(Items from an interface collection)
○ ○ ○

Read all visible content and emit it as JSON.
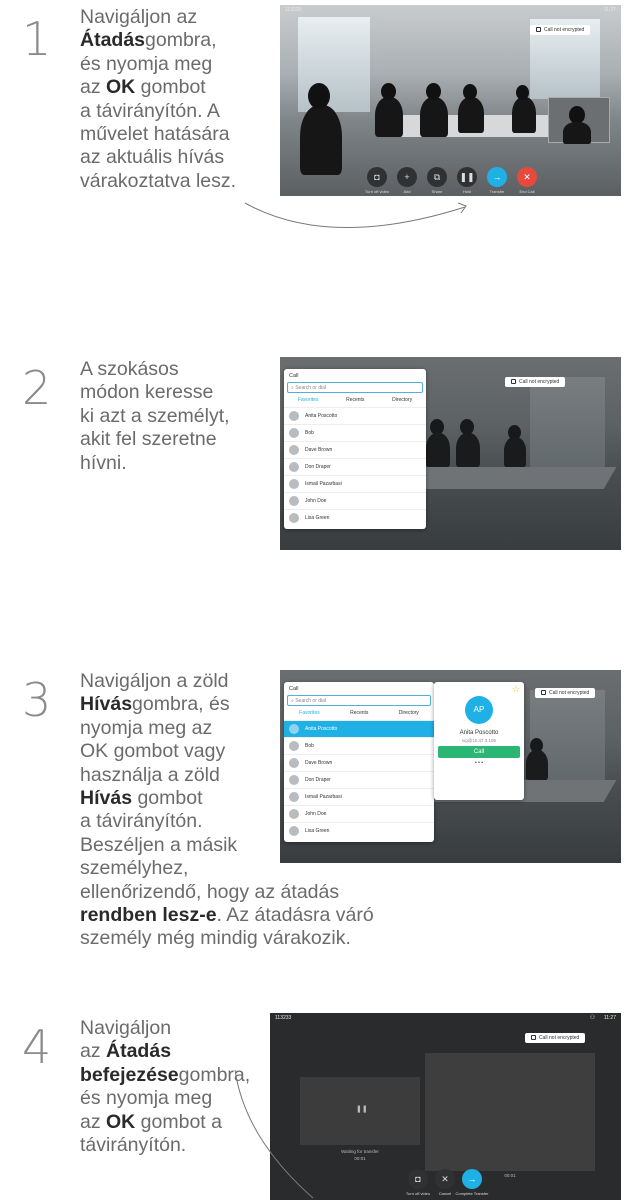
{
  "steps": [
    {
      "number": "1",
      "lines": [
        {
          "parts": [
            {
              "t": "Navigáljon az"
            }
          ]
        },
        {
          "parts": [
            {
              "t": "Átadás",
              "b": true
            },
            {
              "t": "gombra,"
            }
          ]
        },
        {
          "parts": [
            {
              "t": "és nyomja meg"
            }
          ]
        },
        {
          "parts": [
            {
              "t": "az "
            },
            {
              "t": "OK",
              "b": true
            },
            {
              "t": " gombot"
            }
          ]
        },
        {
          "parts": [
            {
              "t": "a távirányítón. A"
            }
          ]
        },
        {
          "parts": [
            {
              "t": "művelet hatására"
            }
          ]
        },
        {
          "parts": [
            {
              "t": "az aktuális hívás"
            }
          ]
        },
        {
          "parts": [
            {
              "t": "várakoztatva lesz."
            }
          ]
        }
      ]
    },
    {
      "number": "2",
      "lines": [
        {
          "parts": [
            {
              "t": "A szokásos"
            }
          ]
        },
        {
          "parts": [
            {
              "t": "módon keresse"
            }
          ]
        },
        {
          "parts": [
            {
              "t": "ki azt a személyt,"
            }
          ]
        },
        {
          "parts": [
            {
              "t": "akit fel szeretne"
            }
          ]
        },
        {
          "parts": [
            {
              "t": "hívni."
            }
          ]
        }
      ]
    },
    {
      "number": "3",
      "lines": [
        {
          "parts": [
            {
              "t": "Navigáljon a zöld"
            }
          ]
        },
        {
          "parts": [
            {
              "t": "Hívás",
              "b": true
            },
            {
              "t": "gombra, és"
            }
          ]
        },
        {
          "parts": [
            {
              "t": "nyomja meg az"
            }
          ]
        },
        {
          "parts": [
            {
              "t": "OK gombot vagy"
            }
          ]
        },
        {
          "parts": [
            {
              "t": "használja a zöld"
            }
          ]
        },
        {
          "parts": [
            {
              "t": "Hívás",
              "b": true
            },
            {
              "t": " gombot"
            }
          ]
        },
        {
          "parts": [
            {
              "t": "a távirányítón."
            }
          ]
        },
        {
          "parts": [
            {
              "t": "Beszéljen a másik"
            }
          ]
        },
        {
          "parts": [
            {
              "t": "személyhez,"
            }
          ]
        },
        {
          "parts": [
            {
              "t": "ellenőrizendő, hogy az átadás"
            }
          ]
        },
        {
          "parts": [
            {
              "t": "rendben lesz-e",
              "b": true
            },
            {
              "t": ". Az átadásra váró"
            }
          ]
        },
        {
          "parts": [
            {
              "t": "személy még mindig várakozik."
            }
          ]
        }
      ]
    },
    {
      "number": "4",
      "lines": [
        {
          "parts": [
            {
              "t": "Navigáljon"
            }
          ]
        },
        {
          "parts": [
            {
              "t": "az "
            },
            {
              "t": "Átadás",
              "b": true
            }
          ]
        },
        {
          "parts": [
            {
              "t": "befejezése",
              "b": true
            },
            {
              "t": "gombra,"
            }
          ]
        },
        {
          "parts": [
            {
              "t": "és nyomja meg"
            }
          ]
        },
        {
          "parts": [
            {
              "t": "az "
            },
            {
              "t": "OK",
              "b": true
            },
            {
              "t": " gombot a"
            }
          ]
        },
        {
          "parts": [
            {
              "t": "távirányítón."
            }
          ]
        }
      ]
    }
  ],
  "screens": {
    "s1": {
      "call_id": "113233",
      "time": "11:27",
      "encryption": "Call not encrypted",
      "controls": [
        "Turn off video",
        "Add",
        "Share",
        "Hold",
        "Transfer",
        "End Call"
      ]
    },
    "s2": {
      "encryption": "Call not encrypted",
      "dir_title": "Call",
      "search_placeholder": "Search or dial",
      "tabs": [
        "Favorites",
        "Recents",
        "Directory"
      ],
      "contacts": [
        "Anita Poscotto",
        "Bob",
        "Dave Brown",
        "Don Draper",
        "Ismail Pazarbasi",
        "John Doe",
        "Lisa Green"
      ]
    },
    "s3": {
      "encryption": "Call not encrypted",
      "dir_title": "Call",
      "search_placeholder": "Search or dial",
      "tabs": [
        "Favorites",
        "Recents",
        "Directory"
      ],
      "contacts": [
        "Anita Poscotto",
        "Bob",
        "Dave Brown",
        "Don Draper",
        "Ismail Pazarbasi",
        "John Doe",
        "Lisa Green"
      ],
      "card_initials": "AP",
      "card_name": "Anita Poscotto",
      "card_address": "ivg@10.47.3.105",
      "card_call": "Call",
      "card_more": "• • •"
    },
    "s4": {
      "call_id": "113233",
      "time": "11:27",
      "encryption": "Call not encrypted",
      "left_caption": "Waiting for transfer",
      "left_time": "00:01",
      "right_time": "00:01",
      "controls": [
        "Turn off video",
        "Cancel",
        "Complete Transfer"
      ]
    }
  },
  "colors": {
    "accent": "#1fb1e6",
    "call_green": "#2bb673",
    "end_red": "#e64a3c"
  }
}
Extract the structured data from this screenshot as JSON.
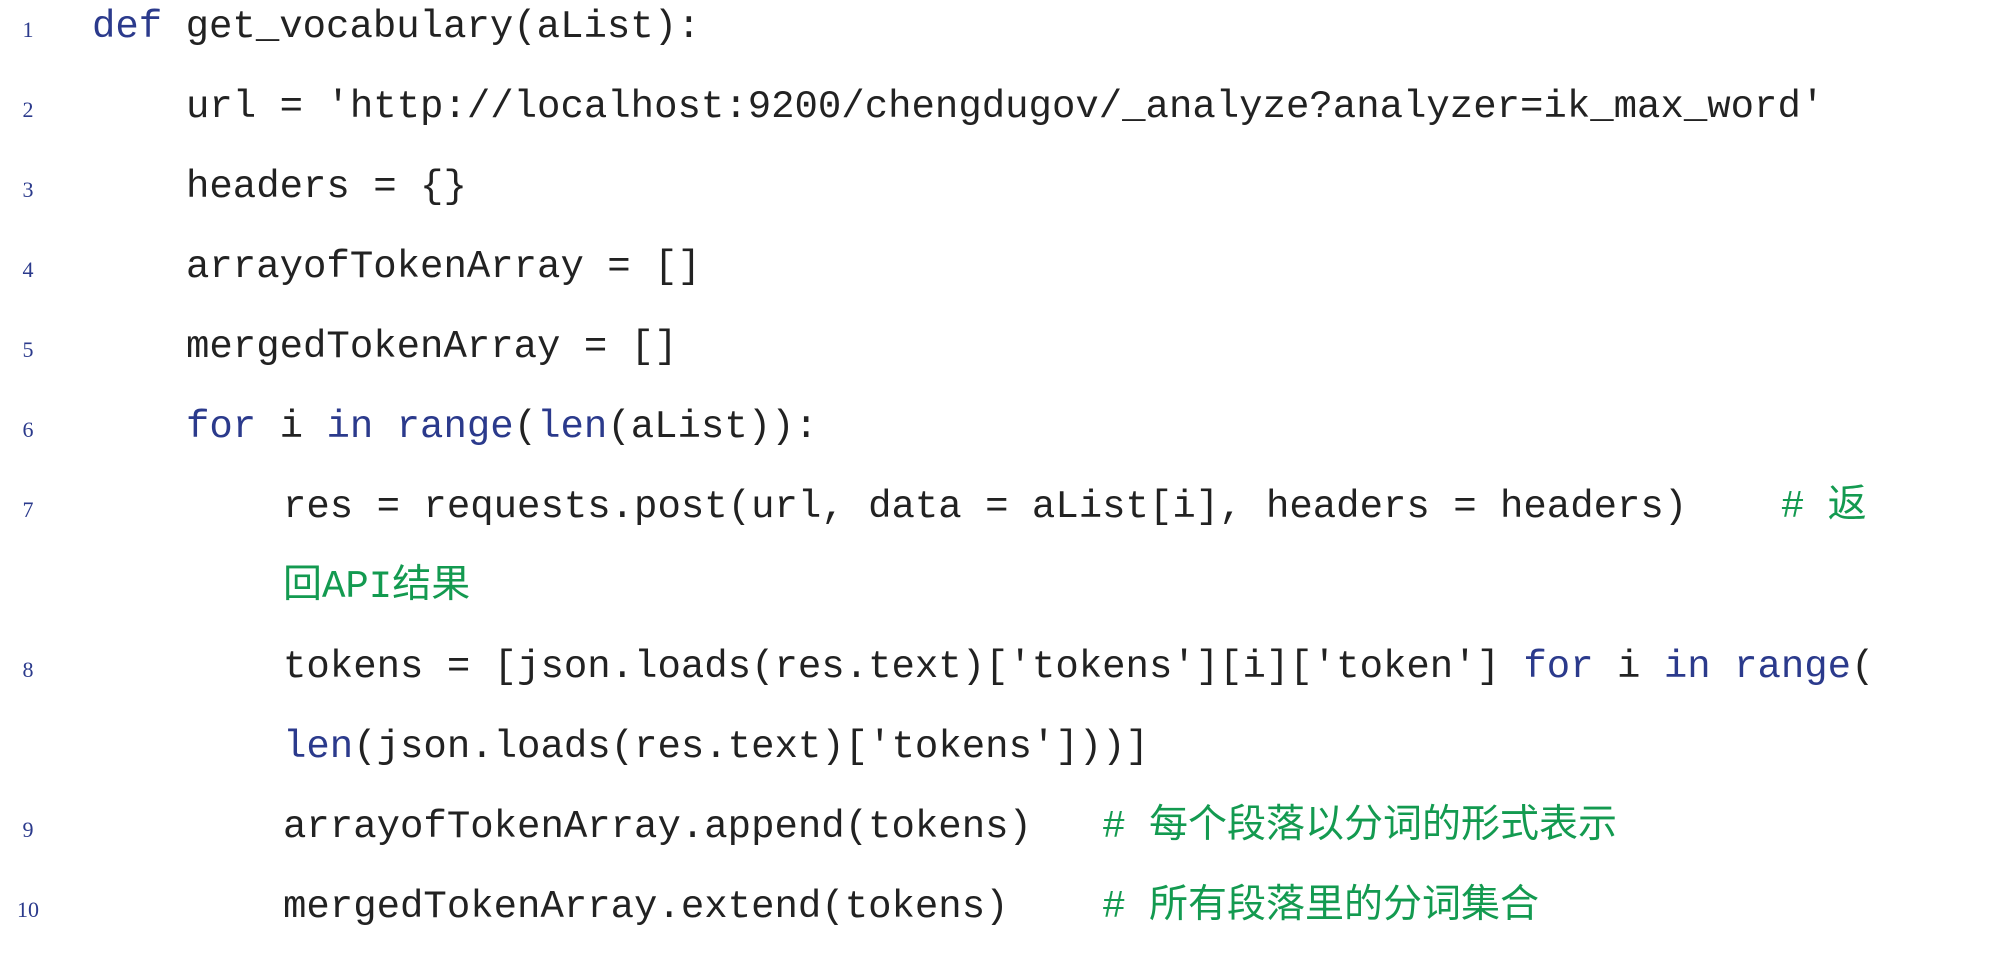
{
  "colors": {
    "keyword": "#2b3a8c",
    "comment": "#139a50",
    "text": "#222222",
    "line_number": "#2b3a8c"
  },
  "lines": [
    {
      "num": "1",
      "parts": [
        {
          "t": "def",
          "k": "kw"
        },
        {
          "t": " get_vocabulary(aList):",
          "k": "tx"
        }
      ]
    },
    {
      "num": "2",
      "parts": [
        {
          "t": "url = 'http://localhost:9200/chengdugov/_analyze?analyzer=ik_max_word'",
          "k": "tx"
        }
      ]
    },
    {
      "num": "3",
      "parts": [
        {
          "t": "headers = {}",
          "k": "tx"
        }
      ]
    },
    {
      "num": "4",
      "parts": [
        {
          "t": "arrayofTokenArray = []",
          "k": "tx"
        }
      ]
    },
    {
      "num": "5",
      "parts": [
        {
          "t": "mergedTokenArray = []",
          "k": "tx"
        }
      ]
    },
    {
      "num": "6",
      "parts": [
        {
          "t": "for",
          "k": "kw"
        },
        {
          "t": " i ",
          "k": "tx"
        },
        {
          "t": "in",
          "k": "kw"
        },
        {
          "t": " ",
          "k": "tx"
        },
        {
          "t": "range",
          "k": "kw"
        },
        {
          "t": "(",
          "k": "tx"
        },
        {
          "t": "len",
          "k": "kw"
        },
        {
          "t": "(aList)):",
          "k": "tx"
        }
      ]
    },
    {
      "num": "7",
      "parts": [
        {
          "t": "res = requests.post(url, data = aList[i], headers = headers)",
          "k": "tx"
        },
        {
          "t": "    # 返",
          "k": "cm"
        }
      ]
    },
    {
      "num": "",
      "parts": [
        {
          "t": "回API结果",
          "k": "cm"
        }
      ]
    },
    {
      "num": "8",
      "parts": [
        {
          "t": "tokens = [json.loads(res.text)['tokens'][i]['token'] ",
          "k": "tx"
        },
        {
          "t": "for",
          "k": "kw"
        },
        {
          "t": " i ",
          "k": "tx"
        },
        {
          "t": "in",
          "k": "kw"
        },
        {
          "t": " ",
          "k": "tx"
        },
        {
          "t": "range",
          "k": "kw"
        },
        {
          "t": "(",
          "k": "tx"
        }
      ]
    },
    {
      "num": "",
      "parts": [
        {
          "t": "len",
          "k": "kw"
        },
        {
          "t": "(json.loads(res.text)['tokens']))]",
          "k": "tx"
        }
      ]
    },
    {
      "num": "9",
      "parts": [
        {
          "t": "arrayofTokenArray.append(tokens)",
          "k": "tx"
        },
        {
          "t": "   # 每个段落以分词的形式表示",
          "k": "cm"
        }
      ]
    },
    {
      "num": "10",
      "parts": [
        {
          "t": "mergedTokenArray.extend(tokens)",
          "k": "tx"
        },
        {
          "t": "    # 所有段落里的分词集合",
          "k": "cm"
        }
      ]
    }
  ]
}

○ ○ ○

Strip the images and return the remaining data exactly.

:: Task response ::
Read all visible content and emit it as JSON.
{
  "steps": [
    {
      "number": "1",
      "lines": [
        {
          "parts": [
            {
              "t": "Navigáljon az"
            }
          ]
        },
        {
          "parts": [
            {
              "t": "Átadás",
              "b": true
            },
            {
              "t": "gombra,"
            }
          ]
        },
        {
          "parts": [
            {
              "t": "és nyomja meg"
            }
          ]
        },
        {
          "parts": [
            {
              "t": "az "
            },
            {
              "t": "OK",
              "b": true
            },
            {
              "t": " gombot"
            }
          ]
        },
        {
          "parts": [
            {
              "t": "a távirányítón. A"
            }
          ]
        },
        {
          "parts": [
            {
              "t": "művelet hatására"
            }
          ]
        },
        {
          "parts": [
            {
              "t": "az aktuális hívás"
            }
          ]
        },
        {
          "parts": [
            {
              "t": "várakoztatva lesz."
            }
          ]
        }
      ]
    },
    {
      "number": "2",
      "lines": [
        {
          "parts": [
            {
              "t": "A szokásos"
            }
          ]
        },
        {
          "parts": [
            {
              "t": "módon keresse"
            }
          ]
        },
        {
          "parts": [
            {
              "t": "ki azt a személyt,"
            }
          ]
        },
        {
          "parts": [
            {
              "t": "akit fel szeretne"
            }
          ]
        },
        {
          "parts": [
            {
              "t": "hívni."
            }
          ]
        }
      ]
    },
    {
      "number": "3",
      "lines": [
        {
          "parts": [
            {
              "t": "Navigáljon a zöld"
            }
          ]
        },
        {
          "parts": [
            {
              "t": "Hívás",
              "b": true
            },
            {
              "t": "gombra, és"
            }
          ]
        },
        {
          "parts": [
            {
              "t": "nyomja meg az"
            }
          ]
        },
        {
          "parts": [
            {
              "t": "OK gombot vagy"
            }
          ]
        },
        {
          "parts": [
            {
              "t": "használja a zöld"
            }
          ]
        },
        {
          "parts": [
            {
              "t": "Hívás",
              "b": true
            },
            {
              "t": " gombot"
            }
          ]
        },
        {
          "parts": [
            {
              "t": "a távirányítón."
            }
          ]
        },
        {
          "parts": [
            {
              "t": "Beszéljen a másik"
            }
          ]
        },
        {
          "parts": [
            {
              "t": "személyhez,"
            }
          ]
        },
        {
          "parts": [
            {
              "t": "ellenőrizendő, hogy az átadás"
            }
          ]
        },
        {
          "parts": [
            {
              "t": "rendben lesz-e",
              "b": true
            },
            {
              "t": ". Az átadásra váró"
            }
          ]
        },
        {
          "parts": [
            {
              "t": "személy még mindig várakozik."
            }
          ]
        }
      ]
    },
    {
      "number": "4",
      "lines": [
        {
          "parts": [
            {
              "t": "Navigáljon"
            }
          ]
        },
        {
          "parts": [
            {
              "t": "az "
            },
            {
              "t": "Átadás",
              "b": true
            }
          ]
        },
        {
          "parts": [
            {
              "t": "befejezése",
              "b": true
            },
            {
              "t": "gombra,"
            }
          ]
        },
        {
          "parts": [
            {
              "t": "és nyomja meg"
            }
          ]
        },
        {
          "parts": [
            {
              "t": "az "
            },
            {
              "t": "OK",
              "b": true
            },
            {
              "t": " gombot a"
            }
          ]
        },
        {
          "parts": [
            {
              "t": "távirányítón."
            }
          ]
        }
      ]
    }
  ],
  "screens": {
    "s1": {
      "call_id": "113233",
      "time": "11:27",
      "encryption": "Call not encrypted",
      "controls": [
        "Turn off video",
        "Add",
        "Share",
        "Hold",
        "Transfer",
        "End Call"
      ]
    },
    "s2": {
      "encryption": "Call not encrypted",
      "dir_title": "Call",
      "search_placeholder": "Search or dial",
      "tabs": [
        "Favorites",
        "Recents",
        "Directory"
      ],
      "contacts": [
        "Anita Poscotto",
        "Bob",
        "Dave Brown",
        "Don Draper",
        "Ismail Pazarbasi",
        "John Doe",
        "Lisa Green"
      ]
    },
    "s3": {
      "encryption": "Call not encrypted",
      "dir_title": "Call",
      "search_placeholder": "Search or dial",
      "tabs": [
        "Favorites",
        "Recents",
        "Directory"
      ],
      "contacts": [
        "Anita Poscotto",
        "Bob",
        "Dave Brown",
        "Don Draper",
        "Ismail Pazarbasi",
        "John Doe",
        "Lisa Green"
      ],
      "card_initials": "AP",
      "card_name": "Anita Poscotto",
      "card_address": "ivg@10.47.3.105",
      "card_call": "Call",
      "card_more": "• • •"
    },
    "s4": {
      "call_id": "113233",
      "time": "11:27",
      "encryption": "Call not encrypted",
      "left_caption": "Waiting for transfer",
      "left_time": "00:01",
      "right_time": "00:01",
      "controls": [
        "Turn off video",
        "Cancel",
        "Complete Transfer"
      ]
    }
  },
  "colors": {
    "accent": "#1fb1e6",
    "call_green": "#2bb673",
    "end_red": "#e64a3c"
  }
}
Extract the structured data from this screenshot as JSON.
{
  "colors": {
    "keyword": "#2b3a8c",
    "comment": "#139a50",
    "text": "#222222",
    "line_number": "#2b3a8c"
  },
  "lines": [
    {
      "num": "1",
      "parts": [
        {
          "t": "def",
          "k": "kw"
        },
        {
          "t": " get_vocabulary(aList):",
          "k": "tx"
        }
      ]
    },
    {
      "num": "2",
      "parts": [
        {
          "t": "url = 'http://localhost:9200/chengdugov/_analyze?analyzer=ik_max_word'",
          "k": "tx"
        }
      ]
    },
    {
      "num": "3",
      "parts": [
        {
          "t": "headers = {}",
          "k": "tx"
        }
      ]
    },
    {
      "num": "4",
      "parts": [
        {
          "t": "arrayofTokenArray = []",
          "k": "tx"
        }
      ]
    },
    {
      "num": "5",
      "parts": [
        {
          "t": "mergedTokenArray = []",
          "k": "tx"
        }
      ]
    },
    {
      "num": "6",
      "parts": [
        {
          "t": "for",
          "k": "kw"
        },
        {
          "t": " i ",
          "k": "tx"
        },
        {
          "t": "in",
          "k": "kw"
        },
        {
          "t": " ",
          "k": "tx"
        },
        {
          "t": "range",
          "k": "kw"
        },
        {
          "t": "(",
          "k": "tx"
        },
        {
          "t": "len",
          "k": "kw"
        },
        {
          "t": "(aList)):",
          "k": "tx"
        }
      ]
    },
    {
      "num": "7",
      "parts": [
        {
          "t": "res = requests.post(url, data = aList[i], headers = headers)",
          "k": "tx"
        },
        {
          "t": "    # 返",
          "k": "cm"
        }
      ]
    },
    {
      "num": "",
      "parts": [
        {
          "t": "回API结果",
          "k": "cm"
        }
      ]
    },
    {
      "num": "8",
      "parts": [
        {
          "t": "tokens = [json.loads(res.text)['tokens'][i]['token'] ",
          "k": "tx"
        },
        {
          "t": "for",
          "k": "kw"
        },
        {
          "t": " i ",
          "k": "tx"
        },
        {
          "t": "in",
          "k": "kw"
        },
        {
          "t": " ",
          "k": "tx"
        },
        {
          "t": "range",
          "k": "kw"
        },
        {
          "t": "(",
          "k": "tx"
        }
      ]
    },
    {
      "num": "",
      "parts": [
        {
          "t": "len",
          "k": "kw"
        },
        {
          "t": "(json.loads(res.text)['tokens']))]",
          "k": "tx"
        }
      ]
    },
    {
      "num": "9",
      "parts": [
        {
          "t": "arrayofTokenArray.append(tokens)",
          "k": "tx"
        },
        {
          "t": "   # 每个段落以分词的形式表示",
          "k": "cm"
        }
      ]
    },
    {
      "num": "10",
      "parts": [
        {
          "t": "mergedTokenArray.extend(tokens)",
          "k": "tx"
        },
        {
          "t": "    # 所有段落里的分词集合",
          "k": "cm"
        }
      ]
    }
  ]
}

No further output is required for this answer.